Ms Tina Dale – EPSRC Centre for Doctoral Training in Regenerative Medicine PhD student. 2011-present. “An exploration of cell suitability for articular cartilage repair and regeneration therapies”.

Dr Buthainah Al-Azzawi – Iraqi Ministry of Higher Education and Scientific Research PhD student. 2012-present. “The use of stem cell based therapies for the treatment of diabetes”.

Mr Marwan Merkhan - Iraqi Ministry of Higher Education and Scientific Research PhD student. 2012-present. “Immunomodulatory properties of the hMSCs secretome”.

Mr Mohammed Al-Zubaidi - Iraqi Ministry of Higher Education and Scientific Research PhD student. 2013-present. “Determination of headspace trace gases and their roles in stem cell biology”

Mr Rakad Al Jumaily - Iraqi Ministry of Higher Education and Scientific Research PhD student. 2014-present. “Molecular cytology of hypoxic cancer and stem cells; an epigenetic approach”

Mr Muhammad Ahmed - Iraqi Ministry of Higher Education and Scientific Research PhD student. 2014-present. “The effects of hypoxia mimetic agents on PC12 cell and human bone marrow mesenchymal stem cells.”

Dr Andrei Stefan – co-supervision with Dr Oksana Kehoe.

Ms Shazia Mazher. Research Technican and Clean Room Support.

Visiting Project Students:

Mr Maximillian Wood. 3rd Year Keele Medical Student SSC. “Mesenchymal stem cells for the treatment of diabetes”.

Ms Sarika Premi. 3rd Year Keele Medical Student SSC. A characterization of the underlying mechanisms driving human mesenchymal stem cell-induced immunomodulation”.

Ms Megan Barrow. MSc Cell and Tissue Engineering. Tendon Tissue Engineering.

Ms Amalia Ruiz Serrano. MSc Cell and Tissue Engineering.
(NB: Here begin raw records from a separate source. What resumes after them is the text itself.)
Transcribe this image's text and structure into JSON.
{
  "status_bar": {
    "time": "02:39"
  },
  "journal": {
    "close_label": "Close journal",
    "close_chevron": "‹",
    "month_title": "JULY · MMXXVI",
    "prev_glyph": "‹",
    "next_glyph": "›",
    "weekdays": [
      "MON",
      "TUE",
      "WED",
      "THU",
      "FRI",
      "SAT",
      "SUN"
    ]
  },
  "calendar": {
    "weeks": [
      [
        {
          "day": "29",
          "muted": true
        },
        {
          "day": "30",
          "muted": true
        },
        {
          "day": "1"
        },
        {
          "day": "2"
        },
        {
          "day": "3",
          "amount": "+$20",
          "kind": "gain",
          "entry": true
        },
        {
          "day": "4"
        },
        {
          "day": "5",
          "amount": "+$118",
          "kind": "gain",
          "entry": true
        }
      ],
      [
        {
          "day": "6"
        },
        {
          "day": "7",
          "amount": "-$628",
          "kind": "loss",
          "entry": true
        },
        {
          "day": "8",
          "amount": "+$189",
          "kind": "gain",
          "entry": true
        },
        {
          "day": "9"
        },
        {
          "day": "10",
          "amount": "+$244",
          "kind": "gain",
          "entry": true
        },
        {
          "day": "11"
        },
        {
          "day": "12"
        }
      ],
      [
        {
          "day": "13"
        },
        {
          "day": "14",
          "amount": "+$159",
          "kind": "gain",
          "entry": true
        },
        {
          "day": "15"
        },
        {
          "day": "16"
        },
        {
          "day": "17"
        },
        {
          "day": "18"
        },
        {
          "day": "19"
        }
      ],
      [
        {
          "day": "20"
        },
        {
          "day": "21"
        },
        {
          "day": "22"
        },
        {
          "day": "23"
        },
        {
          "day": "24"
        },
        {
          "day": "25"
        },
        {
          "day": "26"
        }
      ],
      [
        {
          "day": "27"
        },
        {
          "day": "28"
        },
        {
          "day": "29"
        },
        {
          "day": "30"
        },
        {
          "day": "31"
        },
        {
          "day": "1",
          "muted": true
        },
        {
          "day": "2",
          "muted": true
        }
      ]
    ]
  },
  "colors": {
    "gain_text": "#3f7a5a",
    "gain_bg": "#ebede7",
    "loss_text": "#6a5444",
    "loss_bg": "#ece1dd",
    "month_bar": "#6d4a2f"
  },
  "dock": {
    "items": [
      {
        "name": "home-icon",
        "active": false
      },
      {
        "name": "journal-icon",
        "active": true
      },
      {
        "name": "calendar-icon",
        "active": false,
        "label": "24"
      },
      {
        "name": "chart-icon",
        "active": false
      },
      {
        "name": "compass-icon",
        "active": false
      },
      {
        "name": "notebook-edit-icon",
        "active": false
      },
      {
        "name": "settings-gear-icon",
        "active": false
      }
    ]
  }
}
Tendon Tissue Engineering.

Mr Omar Alhaidari.  3rd year medical student (IMSIU in Riyadh, Saudi Arabia). "Analysis of volatile organic compounds in the headspace of differentiated progeny of human induced pluripotent stem cells".